[Collected data]
--- START ---
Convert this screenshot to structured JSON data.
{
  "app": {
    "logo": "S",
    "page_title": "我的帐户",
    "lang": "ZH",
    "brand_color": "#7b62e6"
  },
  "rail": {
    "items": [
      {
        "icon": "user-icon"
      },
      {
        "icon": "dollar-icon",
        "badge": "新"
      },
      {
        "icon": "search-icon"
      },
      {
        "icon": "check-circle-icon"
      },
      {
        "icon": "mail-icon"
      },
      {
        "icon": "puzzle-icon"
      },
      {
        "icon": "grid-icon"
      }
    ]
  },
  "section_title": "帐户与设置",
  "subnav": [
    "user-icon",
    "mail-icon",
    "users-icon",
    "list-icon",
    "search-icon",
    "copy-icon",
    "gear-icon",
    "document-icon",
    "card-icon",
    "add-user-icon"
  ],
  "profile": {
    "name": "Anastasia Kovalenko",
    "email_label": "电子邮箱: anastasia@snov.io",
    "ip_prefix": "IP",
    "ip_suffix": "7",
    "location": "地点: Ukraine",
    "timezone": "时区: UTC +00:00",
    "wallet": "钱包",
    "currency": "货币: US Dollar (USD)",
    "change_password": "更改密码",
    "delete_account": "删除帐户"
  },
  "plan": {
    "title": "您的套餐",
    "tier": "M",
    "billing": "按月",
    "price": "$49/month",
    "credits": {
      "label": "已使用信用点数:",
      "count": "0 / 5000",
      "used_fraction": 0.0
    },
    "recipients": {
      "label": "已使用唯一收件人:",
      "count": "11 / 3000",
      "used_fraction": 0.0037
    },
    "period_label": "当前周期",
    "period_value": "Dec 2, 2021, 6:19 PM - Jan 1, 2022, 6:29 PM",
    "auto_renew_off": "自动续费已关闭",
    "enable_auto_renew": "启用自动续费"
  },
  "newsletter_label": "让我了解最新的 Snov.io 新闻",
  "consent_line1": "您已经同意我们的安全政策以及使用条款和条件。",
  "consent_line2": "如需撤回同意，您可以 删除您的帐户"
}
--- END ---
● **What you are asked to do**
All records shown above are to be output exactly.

● **Task result**
Convert this screenshot to structured JSON data.
{
  "app": {
    "logo": "S",
    "page_title": "我的帐户",
    "lang": "ZH",
    "brand_color": "#7b62e6"
  },
  "rail": {
    "items": [
      {
        "icon": "user-icon"
      },
      {
        "icon": "dollar-icon",
        "badge": "新"
      },
      {
        "icon": "search-icon"
      },
      {
        "icon": "check-circle-icon"
      },
      {
        "icon": "mail-icon"
      },
      {
        "icon": "puzzle-icon"
      },
      {
        "icon": "grid-icon"
      }
    ]
  },
  "section_title": "帐户与设置",
  "subnav": [
    "user-icon",
    "mail-icon",
    "users-icon",
    "list-icon",
    "search-icon",
    "copy-icon",
    "gear-icon",
    "document-icon",
    "card-icon",
    "add-user-icon"
  ],
  "profile": {
    "name": "Anastasia Kovalenko",
    "email_label": "电子邮箱: anastasia@snov.io",
    "ip_prefix": "IP",
    "ip_suffix": "7",
    "location": "地点: Ukraine",
    "timezone": "时区: UTC +00:00",
    "wallet": "钱包",
    "currency": "货币: US Dollar (USD)",
    "change_password": "更改密码",
    "delete_account": "删除帐户"
  },
  "plan": {
    "title": "您的套餐",
    "tier": "M",
    "billing": "按月",
    "price": "$49/month",
    "credits": {
      "label": "已使用信用点数:",
      "count": "0 / 5000",
      "used_fraction": 0.0
    },
    "recipients": {
      "label": "已使用唯一收件人:",
      "count": "11 / 3000",
      "used_fraction": 0.0037
    },
    "period_label": "当前周期",
    "period_value": "Dec 2, 2021, 6:19 PM - Jan 1, 2022, 6:29 PM",
    "auto_renew_off": "自动续费已关闭",
    "enable_auto_renew": "启用自动续费"
  },
  "newsletter_label": "让我了解最新的 Snov.io 新闻",
  "consent_line1": "您已经同意我们的安全政策以及使用条款和条件。",
  "consent_line2": "如需撤回同意，您可以 删除您的帐户"
}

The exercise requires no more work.